Last Updated on August 23, 2020 by Capt. Louie
Finally! Tarpon Time is here along the Nature Coast. This long awaited season has been highly anticipated since the banner season of 2016 came to a close last July. With all of the warmer than usual weather this winter myself and many of the other local Tarpon Guides from the area had all wondered what this season would bring. Would the Tarpon show up early this year? Would the season run extremely short? Would the fish even show up at all? These were just a few of the many questions we had all wondered after the unusually warm winter and dry spring we faced this season.
The Good news is that the Tarpon never strayed from their relatively reliable migratory pattern. Yes! There were a few schools of Large Tarpon that showed up during the later portions of April only to be shell shocked by a couple late season cold fronts. That’s the beauty of the checks and balances system in the world of Tarpon fishing. A warm winter is usually met with a late season cold front that keeps the Tarpons northern bound migratory pattern in check.
May 15th symbolically has been the starting date for what I would consider the Prime Time for Tarpon fishing the Nature Coast. Its during this time frame that most of the lingering cold fronts have a tough time making it this far south and it’s also this time when our local water temperatures reach that magical 74°-76° water temperature. Water temperatures are critical for Tarpon as they are considered tropical fish that require a certain water temperature to feel safe and actively allow them to feed. The cooler the water temperature the slower a Tarpons metabolism will be. The higher the water temperature the higher a Tarpons metabolism will be for feeding. When our local air temperatures find the 90° degree mark and our water temperatures hit 80° look out Homosassa, The Tarpon World will be on FIRE!!!
At this time visiting anglers are finding great Tarpon on fly action in and around the Homosassa and Chassahowitzka areas. These areas of lightly colored sandy bottom and vast areas of grass flats make up the perfect staging grounds for hungry Tarpon looking for one last meal before heading offshore to spawn. Shrimp, Crabs, Pinfish, Pigfish, Needlefish, Threadfin Herring, and Ballyhoo all make up a Smorgasbord of prey options for Nature Coast Tarpon. Flies of choice for this time of year are Black and Purple Toads, Burnt Orange EP Baitfish Flies, and Chartreuse Megalopsicls.
As the season progresses and these Tarpon continue on their migratory path up the Nature Coast bait fishing anglers in Crystal River and Yankeetown will find Tarpon cruising just offshore of some of the most westerly islands. Mangrove Pt. in Crystal River and Porpoise Pt. in Yankeetown are two great areas for those anglers that are interested in tossing small crabs and pinfish to Tarpon.
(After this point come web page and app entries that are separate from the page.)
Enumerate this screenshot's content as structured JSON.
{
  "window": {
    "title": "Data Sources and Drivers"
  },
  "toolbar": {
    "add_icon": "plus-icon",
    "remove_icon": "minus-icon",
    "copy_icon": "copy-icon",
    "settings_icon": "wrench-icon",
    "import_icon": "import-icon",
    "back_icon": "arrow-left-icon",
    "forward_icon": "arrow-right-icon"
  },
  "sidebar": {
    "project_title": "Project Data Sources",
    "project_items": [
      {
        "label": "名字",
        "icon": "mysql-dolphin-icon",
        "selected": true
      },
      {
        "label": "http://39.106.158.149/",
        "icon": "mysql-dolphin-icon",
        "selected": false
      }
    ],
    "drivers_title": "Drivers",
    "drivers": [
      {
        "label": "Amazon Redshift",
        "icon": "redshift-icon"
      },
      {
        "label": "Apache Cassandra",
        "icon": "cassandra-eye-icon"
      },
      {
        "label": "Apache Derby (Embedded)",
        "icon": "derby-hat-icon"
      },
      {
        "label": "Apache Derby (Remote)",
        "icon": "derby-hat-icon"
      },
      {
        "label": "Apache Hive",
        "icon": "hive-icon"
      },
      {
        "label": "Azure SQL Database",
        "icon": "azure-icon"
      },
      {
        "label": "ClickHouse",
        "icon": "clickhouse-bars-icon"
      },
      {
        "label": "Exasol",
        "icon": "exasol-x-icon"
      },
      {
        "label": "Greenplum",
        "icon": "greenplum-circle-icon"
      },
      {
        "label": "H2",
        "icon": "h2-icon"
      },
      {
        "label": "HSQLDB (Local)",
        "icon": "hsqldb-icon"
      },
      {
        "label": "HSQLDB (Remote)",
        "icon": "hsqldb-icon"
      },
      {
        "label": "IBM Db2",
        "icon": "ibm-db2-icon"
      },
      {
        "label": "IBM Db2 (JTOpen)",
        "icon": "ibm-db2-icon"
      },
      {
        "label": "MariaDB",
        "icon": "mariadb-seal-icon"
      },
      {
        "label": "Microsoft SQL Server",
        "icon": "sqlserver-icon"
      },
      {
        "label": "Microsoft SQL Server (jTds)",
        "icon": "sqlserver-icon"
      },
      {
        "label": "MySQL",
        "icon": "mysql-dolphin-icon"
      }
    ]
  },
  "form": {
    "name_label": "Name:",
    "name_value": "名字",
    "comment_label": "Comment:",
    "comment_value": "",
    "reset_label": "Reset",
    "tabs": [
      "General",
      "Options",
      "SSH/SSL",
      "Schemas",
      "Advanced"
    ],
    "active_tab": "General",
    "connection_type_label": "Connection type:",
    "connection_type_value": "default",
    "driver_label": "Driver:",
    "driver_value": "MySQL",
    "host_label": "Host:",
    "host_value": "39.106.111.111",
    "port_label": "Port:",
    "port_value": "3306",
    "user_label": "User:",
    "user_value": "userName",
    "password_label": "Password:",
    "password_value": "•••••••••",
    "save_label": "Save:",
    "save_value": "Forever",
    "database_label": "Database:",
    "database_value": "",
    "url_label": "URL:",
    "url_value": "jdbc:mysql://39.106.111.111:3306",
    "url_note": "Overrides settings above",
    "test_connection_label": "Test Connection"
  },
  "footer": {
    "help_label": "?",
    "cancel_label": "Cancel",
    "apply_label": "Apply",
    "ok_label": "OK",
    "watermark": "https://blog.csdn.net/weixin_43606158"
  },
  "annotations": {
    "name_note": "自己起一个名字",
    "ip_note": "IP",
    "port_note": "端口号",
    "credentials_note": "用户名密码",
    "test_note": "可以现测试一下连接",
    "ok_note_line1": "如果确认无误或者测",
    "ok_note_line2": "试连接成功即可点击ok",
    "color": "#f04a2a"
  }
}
The key when fishing these areas is to look for and spot rolling fish. Rolling fish typically are on a migratory mission when these reach these areas so anglers will need to get way ahead of the traveling fish and gently present their bait’s of choice. Patience is key and often the bite of a Tarpon can be very faint. I prefer using 60lb Fluorocarbon leaders tied on to a 4/0 extra heavy wire circle hook. The circle hook does wonders for taking the guessing game out of a Tarpon Bite.
Captains Tip: Just because one or two fish are spotted rolling doesn’t mean that there are only one or two fish in a school. It’s not uncommon to find 100 fish schools this time of year. Approaching traveling fish from a distance is key when targeting Tarpon this time of year. Electric motors or push poles are a must.
Capt. Kyle Messier